“The plan does not resolve the fundamental issues of overlap and duplication in roles, responsibilities, and authorities among the various other space acquisition units in the Department of the Air Force,” the report said. “The committee believes the Space Force needs a clear and concrete vision for its future system architectures, based not on philosophy but on rigorous technical analysis with executable plans resourced by realistic budgets. Further, the committee believes the current life-cycle based organizational construct of the Space and Missile Systems Center should be re-examined and encourages the Secretary of the Air Force to consider organizing units around mission-based program areas which correspond to their operational counterparts in Space Operations Command.”

While USSF is to have its own service acquisition executive to bring focus to space acquisition, existing law has hamstrung the service. The fiscal 2020 National Defense Authorization Act (NDAA), P.L. 116-92, established the U.S. Space Force on Dec. 20, 2019, but Section 957 of the law said that the new assistant secretary of the Air Force for space acquisition and integration would not become the Department of the Air Force SAE for space systems and programs–the Space Force SAE–until Oct. 1, 2022 (Defense Daily, May 7).

Acting Secretary of the Air Force John Roth has suggested that Congress provide that the Space Force SAE may begin duties earlier than Oct. 1 next year, while President Joe Biden’s nominee for Air Force secretary, Frank Kendall, has said that he is not convinced of the need for a Space Force SAE.

The House Appropriations Committee’s mark of the fiscal 2022 defense funding bill supports the Space Force SAE but does not include a provision to accelerate the timeline of a Space Force SAE’s office.

“The committee remains concerned that the Department of the Air Force still does not have a service acquisition executive solely focused on space programs,” the committee report said. “The committee believes the Space Force was established to bring greater attention and focus to fixing its acquisition issues because previous attempts to do so did not produce lasting results. Nevertheless, the committee remains hopeful that with strong new leadership and a greater sense of urgency the Space Force can put its acquisition issues behind it and deliver the capabilities the nation needs.”

Overall, the House Appropriations Committee mark mostly accedes to the USSF budget request. For example, the committee funds the nearly $2.5 billion research and development (R&D) request for the Lockheed Martin [LMT] Next-Generation Overhead Persistent Infrared missile warning system and the $1.3 billion procurement request for five National Security Space Launch vehicles.

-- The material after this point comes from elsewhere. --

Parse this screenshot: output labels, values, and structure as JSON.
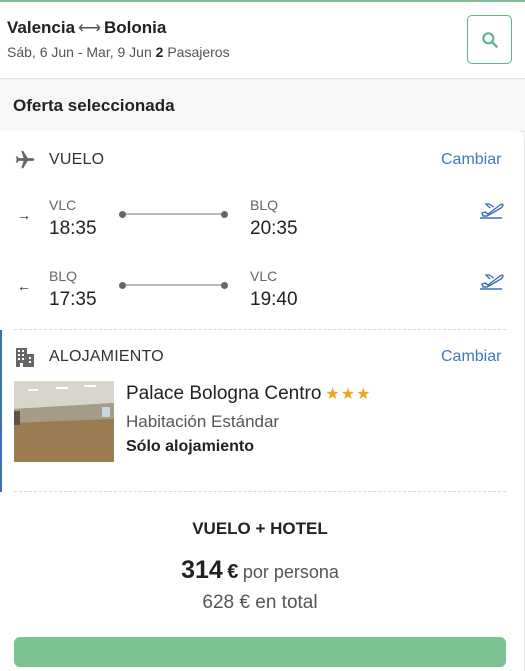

The committee’s mark, however, does cut the USSF nearly $4.5 billion request for classified program R&D by $410.5 million.